(DATA UNDER STUDY begins)

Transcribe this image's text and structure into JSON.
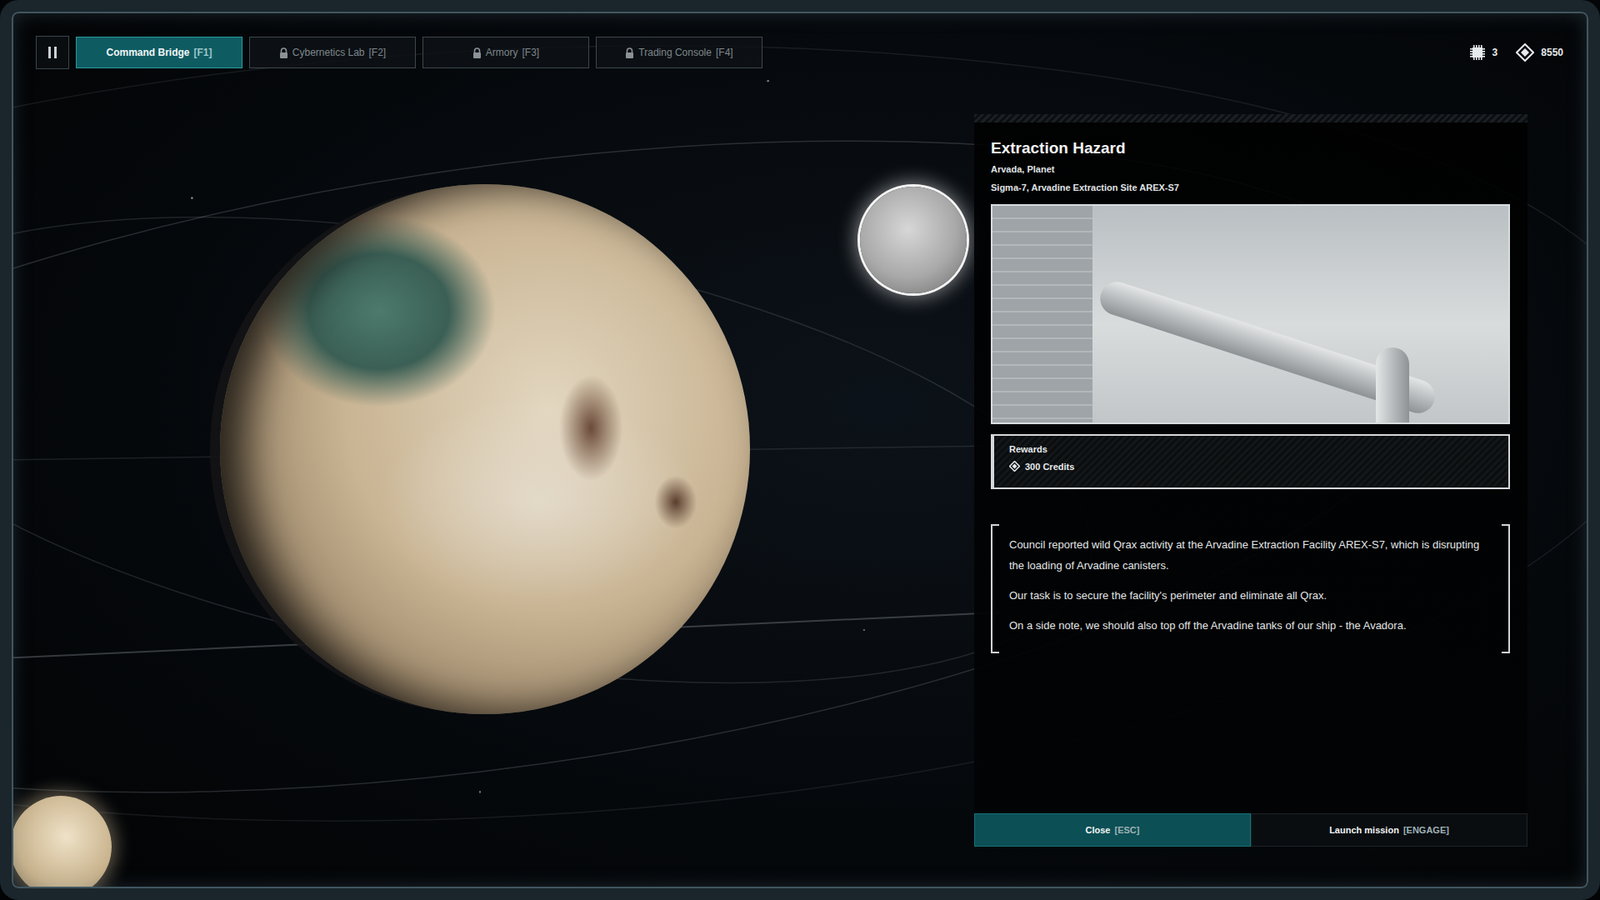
{
  "tabs": [
    {
      "label": "Command Bridge",
      "key": "[F1]",
      "selected": true,
      "locked": false
    },
    {
      "label": "Cybernetics Lab",
      "key": "[F2]",
      "selected": false,
      "locked": true
    },
    {
      "label": "Armory",
      "key": "[F3]",
      "selected": false,
      "locked": true
    },
    {
      "label": "Trading Console",
      "key": "[F4]",
      "selected": false,
      "locked": true
    }
  ],
  "resources": [
    {
      "kind": "chip",
      "value": "3"
    },
    {
      "kind": "credits",
      "value": "8550"
    }
  ],
  "mission": {
    "title": "Extraction Hazard",
    "location": "Arvada, Planet",
    "site": "Sigma-7, Arvadine Extraction Site AREX-S7",
    "rewards": {
      "label": "Rewards",
      "items": [
        "300 Credits"
      ]
    },
    "description": [
      "Council reported wild Qrax activity at the Arvadine Extraction Facility AREX-S7, which is disrupting the loading of Arvadine canisters.",
      "Our task is to secure the facility's perimeter and eliminate all Qrax.",
      "On a side note, we should also top off the Arvadine tanks of our ship - the Avadora."
    ]
  },
  "buttons": [
    {
      "label": "Close",
      "key": "[ESC]",
      "selected": true
    },
    {
      "label": "Launch mission",
      "key": "[ENGAGE]",
      "selected": false
    }
  ]
}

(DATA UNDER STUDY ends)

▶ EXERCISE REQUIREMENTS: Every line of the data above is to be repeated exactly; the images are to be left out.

▶ EXERCISE OUTPUT:
Transcribe this image's text and structure into JSON.
{
  "tabs": [
    {
      "label": "Command Bridge",
      "key": "[F1]",
      "selected": true,
      "locked": false
    },
    {
      "label": "Cybernetics Lab",
      "key": "[F2]",
      "selected": false,
      "locked": true
    },
    {
      "label": "Armory",
      "key": "[F3]",
      "selected": false,
      "locked": true
    },
    {
      "label": "Trading Console",
      "key": "[F4]",
      "selected": false,
      "locked": true
    }
  ],
  "resources": [
    {
      "kind": "chip",
      "value": "3"
    },
    {
      "kind": "credits",
      "value": "8550"
    }
  ],
  "mission": {
    "title": "Extraction Hazard",
    "location": "Arvada, Planet",
    "site": "Sigma-7, Arvadine Extraction Site AREX-S7",
    "rewards": {
      "label": "Rewards",
      "items": [
        "300 Credits"
      ]
    },
    "description": [
      "Council reported wild Qrax activity at the Arvadine Extraction Facility AREX-S7, which is disrupting the loading of Arvadine canisters.",
      "Our task is to secure the facility's perimeter and eliminate all Qrax.",
      "On a side note, we should also top off the Arvadine tanks of our ship - the Avadora."
    ]
  },
  "buttons": [
    {
      "label": "Close",
      "key": "[ESC]",
      "selected": true
    },
    {
      "label": "Launch mission",
      "key": "[ENGAGE]",
      "selected": false
    }
  ]
}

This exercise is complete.